To address this gap, a team from NYU, the University of Washington, and the University of California, Berkeley has developed a new kind of interactive workshop in data science for researchers at multiple stages of their careers.
The course format, called “hack week,” blends elements from both traditional lecture-style pedagogy with participant-driven projects. The most recent was a neuroscience-themed event held in July on the University of Washington campus.
As the team reports in a paper published this month in the Proceedings of the National Academy of Sciences, participants rated the hack weeks as opportunities to learn about new concepts, foster new connections, share data openly, and develop skills and work on problems that will positively affect their day-to-day research lives.
“Everyone at the hack week learns by trying things out in real time, and by trying things out on their own research problems,” explains paper co-author David Hogg, a professor of physics and deputy director of NYU’s Center for Data Science. “That means that what they learn is learned efficiently and effectively, and with an assurance of its relevance to their work.”
“Participants bring their research problems, and directly apply what they are learning, as they are learning it, to their projects,” he adds. “This means that everything we do at the hack week is directly contextualized in the work that participants care about.”
“The idea behind hack week was to bring together people who were interested in data science and give them a place to meet, talk and exchange ideas,” says lead author Daniela Huppenkothen, associate director of the University of Washington’s astronomy-focused DIRAC Institute. “But instead of a traditional format with experts lecturing nonexperts, this would allow participants to mingle more and teach one another.”
Hogg and Huppenkothen were involved in the inaugural hack week event, “Astro Data Hack Week,” held at the University of Washington in 2014, followed by Astro Hack Week at NYU in 2015. Those events brought together big-data researchers in astrophysics and cosmology. Since then, the team has held three more Astro Hack Week events, three “Neuro Hack Week” events for neuroscience and two “Geo Hack Week” events for the geosciences.
All hack week events have the same basic design and organizing principles. They usually commence with some structured periods for instruction, and then shift toward time for participant-driven, open-ended projects, as well as peer networking and free discussion. The projects can resemble a hackathon, but with greater emphasis on collaboration and learning rather than specific outcomes. Hack week participants tackle their projects in smaller groups, with organizers circulating to observe and provide feedback or encouragement.
The projects range from experiments that the participants brought from their home institutions to ideas that come up during the course. One project from the inaugural Astro Hack Week, for example, eventually became Stingray, a software project to provide algorithms to analyze time-series data in astronomy. At last month's Neurohackademy, a new two-week version of Neuro Hack Week, one team worked on developing common ways to analyze different types of MRI scans.
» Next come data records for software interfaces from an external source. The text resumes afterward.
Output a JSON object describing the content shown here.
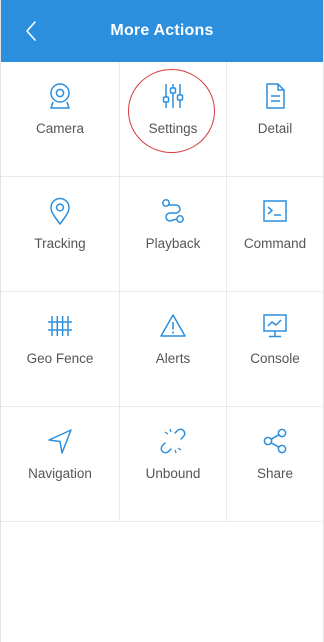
{
  "header": {
    "title": "More Actions",
    "back_icon": "chevron-left-icon"
  },
  "colors": {
    "header_bg": "#2c8fde",
    "icon": "#2c8fde",
    "label": "#555555",
    "highlight": "#d83b3b"
  },
  "actions": [
    {
      "label": "Camera",
      "icon": "camera-icon"
    },
    {
      "label": "Settings",
      "icon": "sliders-icon",
      "highlighted": true
    },
    {
      "label": "Detail",
      "icon": "document-icon"
    },
    {
      "label": "Tracking",
      "icon": "location-pin-icon"
    },
    {
      "label": "Playback",
      "icon": "route-icon"
    },
    {
      "label": "Command",
      "icon": "terminal-icon"
    },
    {
      "label": "Geo Fence",
      "icon": "fence-icon"
    },
    {
      "label": "Alerts",
      "icon": "warning-icon"
    },
    {
      "label": "Console",
      "icon": "monitor-chart-icon"
    },
    {
      "label": "Navigation",
      "icon": "navigation-arrow-icon"
    },
    {
      "label": "Unbound",
      "icon": "broken-link-icon"
    },
    {
      "label": "Share",
      "icon": "share-icon"
    }
  ]
}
The events’ open-ended structure places greater responsibility on the organizers of each hack week.
Their paper includes supplementary materials detailing the hack week experiences and advice for other groups interested in starting their own workshops.
Participants gave hack weeks high scores for promoting open-science principles — in which researchers publicly post and share their datasets, code, and methods. Open science principles are critical to addressing challenges that researchers face in making their research more reproducible, says co-author Ariel Rokem, a data scientist with the University of Washington’s eScience Institute and co-organizer of the recent Neurohackademy, along with Tal Yarkoni at the University of Texas at Austin.
“One of our goals with the hack week format is to elevate the quality of science being done,” said Rokem. “The best way to do that is to try out ideas and share what you’ve learned.”
Additional co-authors are Karthik Ram at the Berkeley Institute for Data Science at the University of California, Berkeley and Anthony Arendt and Jake VanderPlas at the University of Washington’s eScience Institute.
The research was funded by the National Institutes of Health; the University of Washington; New York University; the University of California, Berkeley; the Charles and Lisa Simonyi Fund for Arts and Sciences; and the Washington Research Foundation.
University of Washington